(Extracted data entries)

===============

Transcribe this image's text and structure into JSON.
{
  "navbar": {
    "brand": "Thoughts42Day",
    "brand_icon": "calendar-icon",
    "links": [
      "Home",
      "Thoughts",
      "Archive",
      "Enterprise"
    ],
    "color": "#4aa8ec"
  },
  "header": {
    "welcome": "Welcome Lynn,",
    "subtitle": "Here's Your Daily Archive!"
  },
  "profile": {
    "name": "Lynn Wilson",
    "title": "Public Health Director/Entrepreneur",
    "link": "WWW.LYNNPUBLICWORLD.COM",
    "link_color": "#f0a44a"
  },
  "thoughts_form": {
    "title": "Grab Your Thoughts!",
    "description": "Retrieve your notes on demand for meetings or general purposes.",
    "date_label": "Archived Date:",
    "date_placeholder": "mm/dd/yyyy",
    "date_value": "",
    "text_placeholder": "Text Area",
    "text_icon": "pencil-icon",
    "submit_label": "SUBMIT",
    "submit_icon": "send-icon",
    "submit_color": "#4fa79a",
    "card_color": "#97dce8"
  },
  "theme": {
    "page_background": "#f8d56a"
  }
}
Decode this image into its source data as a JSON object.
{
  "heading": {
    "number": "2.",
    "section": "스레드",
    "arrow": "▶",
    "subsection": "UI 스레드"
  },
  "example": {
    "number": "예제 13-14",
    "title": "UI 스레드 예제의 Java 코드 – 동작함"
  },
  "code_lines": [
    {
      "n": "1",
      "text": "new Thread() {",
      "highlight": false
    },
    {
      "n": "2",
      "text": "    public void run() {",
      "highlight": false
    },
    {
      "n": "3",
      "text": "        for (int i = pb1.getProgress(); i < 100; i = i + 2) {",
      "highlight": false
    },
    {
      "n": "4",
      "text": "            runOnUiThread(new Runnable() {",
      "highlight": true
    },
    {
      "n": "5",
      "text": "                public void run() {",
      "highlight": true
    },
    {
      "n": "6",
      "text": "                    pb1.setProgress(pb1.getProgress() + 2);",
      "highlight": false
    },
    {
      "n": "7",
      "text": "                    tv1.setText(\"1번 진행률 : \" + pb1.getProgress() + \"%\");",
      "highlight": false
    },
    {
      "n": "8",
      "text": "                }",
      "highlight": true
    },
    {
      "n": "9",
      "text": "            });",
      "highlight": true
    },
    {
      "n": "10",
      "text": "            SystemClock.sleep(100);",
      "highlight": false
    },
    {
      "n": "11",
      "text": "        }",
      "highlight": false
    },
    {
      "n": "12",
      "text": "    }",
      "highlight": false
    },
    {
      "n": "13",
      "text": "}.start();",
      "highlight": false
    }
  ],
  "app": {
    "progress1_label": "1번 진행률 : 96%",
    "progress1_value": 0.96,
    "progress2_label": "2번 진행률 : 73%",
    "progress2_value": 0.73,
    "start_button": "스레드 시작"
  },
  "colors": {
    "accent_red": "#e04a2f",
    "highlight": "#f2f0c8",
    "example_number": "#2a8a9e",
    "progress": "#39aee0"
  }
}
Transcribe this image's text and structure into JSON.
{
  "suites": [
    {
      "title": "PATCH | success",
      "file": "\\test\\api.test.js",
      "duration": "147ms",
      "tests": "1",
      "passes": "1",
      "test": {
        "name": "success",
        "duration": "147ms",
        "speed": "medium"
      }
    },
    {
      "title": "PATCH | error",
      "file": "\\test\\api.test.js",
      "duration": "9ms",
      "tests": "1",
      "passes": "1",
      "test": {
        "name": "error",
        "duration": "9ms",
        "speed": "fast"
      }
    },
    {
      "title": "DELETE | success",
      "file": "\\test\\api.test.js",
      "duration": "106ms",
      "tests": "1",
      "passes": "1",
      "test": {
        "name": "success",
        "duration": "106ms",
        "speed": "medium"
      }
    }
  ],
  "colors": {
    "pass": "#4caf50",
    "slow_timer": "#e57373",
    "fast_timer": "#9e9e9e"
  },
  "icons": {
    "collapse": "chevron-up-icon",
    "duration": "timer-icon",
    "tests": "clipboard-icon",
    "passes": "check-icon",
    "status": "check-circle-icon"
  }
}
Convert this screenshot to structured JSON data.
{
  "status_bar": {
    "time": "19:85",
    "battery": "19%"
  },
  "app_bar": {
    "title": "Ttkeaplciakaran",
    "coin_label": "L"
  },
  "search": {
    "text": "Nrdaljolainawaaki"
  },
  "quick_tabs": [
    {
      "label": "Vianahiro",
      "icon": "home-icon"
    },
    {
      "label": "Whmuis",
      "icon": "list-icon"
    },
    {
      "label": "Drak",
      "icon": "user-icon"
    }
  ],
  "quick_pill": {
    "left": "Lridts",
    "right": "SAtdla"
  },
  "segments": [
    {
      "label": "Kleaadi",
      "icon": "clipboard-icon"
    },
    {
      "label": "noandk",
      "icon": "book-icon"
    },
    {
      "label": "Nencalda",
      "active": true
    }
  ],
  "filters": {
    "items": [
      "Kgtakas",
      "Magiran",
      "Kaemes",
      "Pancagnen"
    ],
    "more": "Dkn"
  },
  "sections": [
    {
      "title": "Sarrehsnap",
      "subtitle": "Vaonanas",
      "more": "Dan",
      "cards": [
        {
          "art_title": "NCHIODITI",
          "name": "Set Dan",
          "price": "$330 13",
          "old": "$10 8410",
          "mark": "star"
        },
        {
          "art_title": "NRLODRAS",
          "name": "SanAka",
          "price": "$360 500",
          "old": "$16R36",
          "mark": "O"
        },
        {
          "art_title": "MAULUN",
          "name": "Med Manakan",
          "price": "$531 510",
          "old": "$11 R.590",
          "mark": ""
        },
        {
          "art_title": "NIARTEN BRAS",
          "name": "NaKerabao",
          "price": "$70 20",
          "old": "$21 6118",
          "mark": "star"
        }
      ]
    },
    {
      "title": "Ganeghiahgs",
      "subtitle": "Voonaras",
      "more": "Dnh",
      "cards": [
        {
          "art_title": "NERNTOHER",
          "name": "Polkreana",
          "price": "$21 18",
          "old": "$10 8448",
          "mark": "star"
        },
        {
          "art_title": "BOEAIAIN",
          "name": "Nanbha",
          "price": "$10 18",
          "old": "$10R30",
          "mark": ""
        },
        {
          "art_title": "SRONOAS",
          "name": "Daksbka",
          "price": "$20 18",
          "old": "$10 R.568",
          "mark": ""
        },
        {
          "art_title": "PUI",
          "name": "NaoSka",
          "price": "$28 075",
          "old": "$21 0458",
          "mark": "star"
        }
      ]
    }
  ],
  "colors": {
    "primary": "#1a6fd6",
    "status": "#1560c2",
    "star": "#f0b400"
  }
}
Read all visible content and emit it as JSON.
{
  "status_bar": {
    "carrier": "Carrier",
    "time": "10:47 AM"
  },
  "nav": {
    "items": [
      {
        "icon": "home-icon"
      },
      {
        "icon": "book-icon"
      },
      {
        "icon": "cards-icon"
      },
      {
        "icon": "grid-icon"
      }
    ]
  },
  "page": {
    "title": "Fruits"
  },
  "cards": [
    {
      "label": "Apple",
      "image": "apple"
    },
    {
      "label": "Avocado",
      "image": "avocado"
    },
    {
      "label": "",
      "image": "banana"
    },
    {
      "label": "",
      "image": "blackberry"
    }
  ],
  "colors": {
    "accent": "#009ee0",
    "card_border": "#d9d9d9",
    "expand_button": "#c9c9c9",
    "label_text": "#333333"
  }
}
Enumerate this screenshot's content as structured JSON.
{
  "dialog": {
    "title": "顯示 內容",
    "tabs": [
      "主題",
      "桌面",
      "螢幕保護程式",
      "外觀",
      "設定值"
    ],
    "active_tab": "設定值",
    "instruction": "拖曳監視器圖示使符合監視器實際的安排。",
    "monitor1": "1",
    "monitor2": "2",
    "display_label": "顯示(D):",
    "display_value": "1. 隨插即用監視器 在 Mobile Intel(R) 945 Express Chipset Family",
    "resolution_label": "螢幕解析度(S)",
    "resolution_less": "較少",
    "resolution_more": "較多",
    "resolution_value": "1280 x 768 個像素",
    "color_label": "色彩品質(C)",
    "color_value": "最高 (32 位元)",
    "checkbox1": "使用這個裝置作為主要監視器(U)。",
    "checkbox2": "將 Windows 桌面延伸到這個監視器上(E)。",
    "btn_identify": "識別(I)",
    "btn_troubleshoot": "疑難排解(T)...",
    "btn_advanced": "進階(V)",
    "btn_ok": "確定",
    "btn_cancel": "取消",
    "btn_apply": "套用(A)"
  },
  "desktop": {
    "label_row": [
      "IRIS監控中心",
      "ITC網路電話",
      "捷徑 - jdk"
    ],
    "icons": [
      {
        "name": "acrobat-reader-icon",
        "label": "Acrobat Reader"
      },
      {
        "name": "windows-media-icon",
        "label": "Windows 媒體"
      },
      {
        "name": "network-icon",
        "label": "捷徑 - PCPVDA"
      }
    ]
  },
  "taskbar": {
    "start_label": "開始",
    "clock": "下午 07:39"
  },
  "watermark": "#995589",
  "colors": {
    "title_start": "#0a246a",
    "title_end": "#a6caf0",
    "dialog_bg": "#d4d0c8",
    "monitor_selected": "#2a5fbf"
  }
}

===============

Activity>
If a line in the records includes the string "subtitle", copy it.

Task response>
    "subtitle": "Here's Your Daily Archive!"
      "subtitle": "Vaonanas",
      "subtitle": "Voonaras",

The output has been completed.